Task statement:
The answer should be every line below, repeated exactly, with the images left out.

[Records from a data collection]

**********

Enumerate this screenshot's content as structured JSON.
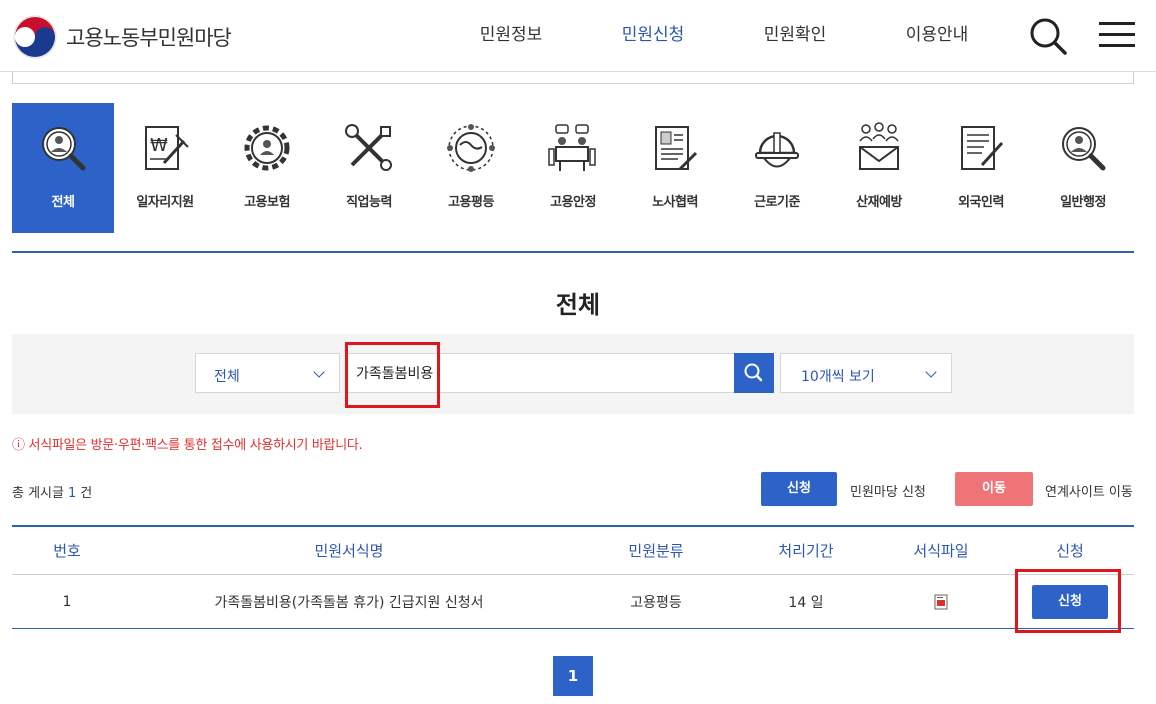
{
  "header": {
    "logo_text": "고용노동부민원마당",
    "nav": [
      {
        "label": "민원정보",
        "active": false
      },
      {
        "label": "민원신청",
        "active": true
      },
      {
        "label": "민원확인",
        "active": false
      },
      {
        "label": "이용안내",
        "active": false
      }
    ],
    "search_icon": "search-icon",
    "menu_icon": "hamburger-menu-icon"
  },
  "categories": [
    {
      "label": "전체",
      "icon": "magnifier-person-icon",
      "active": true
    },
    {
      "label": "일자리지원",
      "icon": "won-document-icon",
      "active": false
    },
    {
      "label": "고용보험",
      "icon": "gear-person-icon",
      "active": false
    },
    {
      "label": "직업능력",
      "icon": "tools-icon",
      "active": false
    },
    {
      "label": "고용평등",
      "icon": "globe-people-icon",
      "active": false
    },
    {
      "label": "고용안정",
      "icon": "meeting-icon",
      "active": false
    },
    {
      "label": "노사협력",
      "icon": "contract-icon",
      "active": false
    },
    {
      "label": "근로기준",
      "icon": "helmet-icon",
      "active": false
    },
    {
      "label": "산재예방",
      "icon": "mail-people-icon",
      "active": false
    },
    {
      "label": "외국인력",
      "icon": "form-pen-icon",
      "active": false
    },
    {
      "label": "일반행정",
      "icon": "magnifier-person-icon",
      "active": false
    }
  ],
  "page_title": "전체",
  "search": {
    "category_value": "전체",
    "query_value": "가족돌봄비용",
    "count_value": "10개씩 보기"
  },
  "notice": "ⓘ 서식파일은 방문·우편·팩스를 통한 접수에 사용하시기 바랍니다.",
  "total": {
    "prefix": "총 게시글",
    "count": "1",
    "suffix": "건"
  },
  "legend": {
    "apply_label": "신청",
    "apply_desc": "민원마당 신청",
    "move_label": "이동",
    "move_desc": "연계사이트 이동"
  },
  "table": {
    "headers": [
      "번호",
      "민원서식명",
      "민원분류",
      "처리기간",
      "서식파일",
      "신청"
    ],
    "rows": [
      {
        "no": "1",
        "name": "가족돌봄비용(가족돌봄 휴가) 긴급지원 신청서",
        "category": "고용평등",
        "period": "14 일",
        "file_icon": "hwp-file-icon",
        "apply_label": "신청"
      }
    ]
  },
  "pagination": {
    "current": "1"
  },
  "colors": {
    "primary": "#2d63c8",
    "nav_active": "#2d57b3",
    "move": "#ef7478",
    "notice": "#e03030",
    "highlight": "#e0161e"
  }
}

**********

Problem solution:
Enumerate this screenshot's content as structured JSON.
{
  "header": {
    "logo_text": "고용노동부민원마당",
    "nav": [
      {
        "label": "민원정보",
        "active": false
      },
      {
        "label": "민원신청",
        "active": true
      },
      {
        "label": "민원확인",
        "active": false
      },
      {
        "label": "이용안내",
        "active": false
      }
    ],
    "search_icon": "search-icon",
    "menu_icon": "hamburger-menu-icon"
  },
  "categories": [
    {
      "label": "전체",
      "icon": "magnifier-person-icon",
      "active": true
    },
    {
      "label": "일자리지원",
      "icon": "won-document-icon",
      "active": false
    },
    {
      "label": "고용보험",
      "icon": "gear-person-icon",
      "active": false
    },
    {
      "label": "직업능력",
      "icon": "tools-icon",
      "active": false
    },
    {
      "label": "고용평등",
      "icon": "globe-people-icon",
      "active": false
    },
    {
      "label": "고용안정",
      "icon": "meeting-icon",
      "active": false
    },
    {
      "label": "노사협력",
      "icon": "contract-icon",
      "active": false
    },
    {
      "label": "근로기준",
      "icon": "helmet-icon",
      "active": false
    },
    {
      "label": "산재예방",
      "icon": "mail-people-icon",
      "active": false
    },
    {
      "label": "외국인력",
      "icon": "form-pen-icon",
      "active": false
    },
    {
      "label": "일반행정",
      "icon": "magnifier-person-icon",
      "active": false
    }
  ],
  "page_title": "전체",
  "search": {
    "category_value": "전체",
    "query_value": "가족돌봄비용",
    "count_value": "10개씩 보기"
  },
  "notice": "ⓘ 서식파일은 방문·우편·팩스를 통한 접수에 사용하시기 바랍니다.",
  "total": {
    "prefix": "총 게시글",
    "count": "1",
    "suffix": "건"
  },
  "legend": {
    "apply_label": "신청",
    "apply_desc": "민원마당 신청",
    "move_label": "이동",
    "move_desc": "연계사이트 이동"
  },
  "table": {
    "headers": [
      "번호",
      "민원서식명",
      "민원분류",
      "처리기간",
      "서식파일",
      "신청"
    ],
    "rows": [
      {
        "no": "1",
        "name": "가족돌봄비용(가족돌봄 휴가) 긴급지원 신청서",
        "category": "고용평등",
        "period": "14 일",
        "file_icon": "hwp-file-icon",
        "apply_label": "신청"
      }
    ]
  },
  "pagination": {
    "current": "1"
  },
  "colors": {
    "primary": "#2d63c8",
    "nav_active": "#2d57b3",
    "move": "#ef7478",
    "notice": "#e03030",
    "highlight": "#e0161e"
  }
}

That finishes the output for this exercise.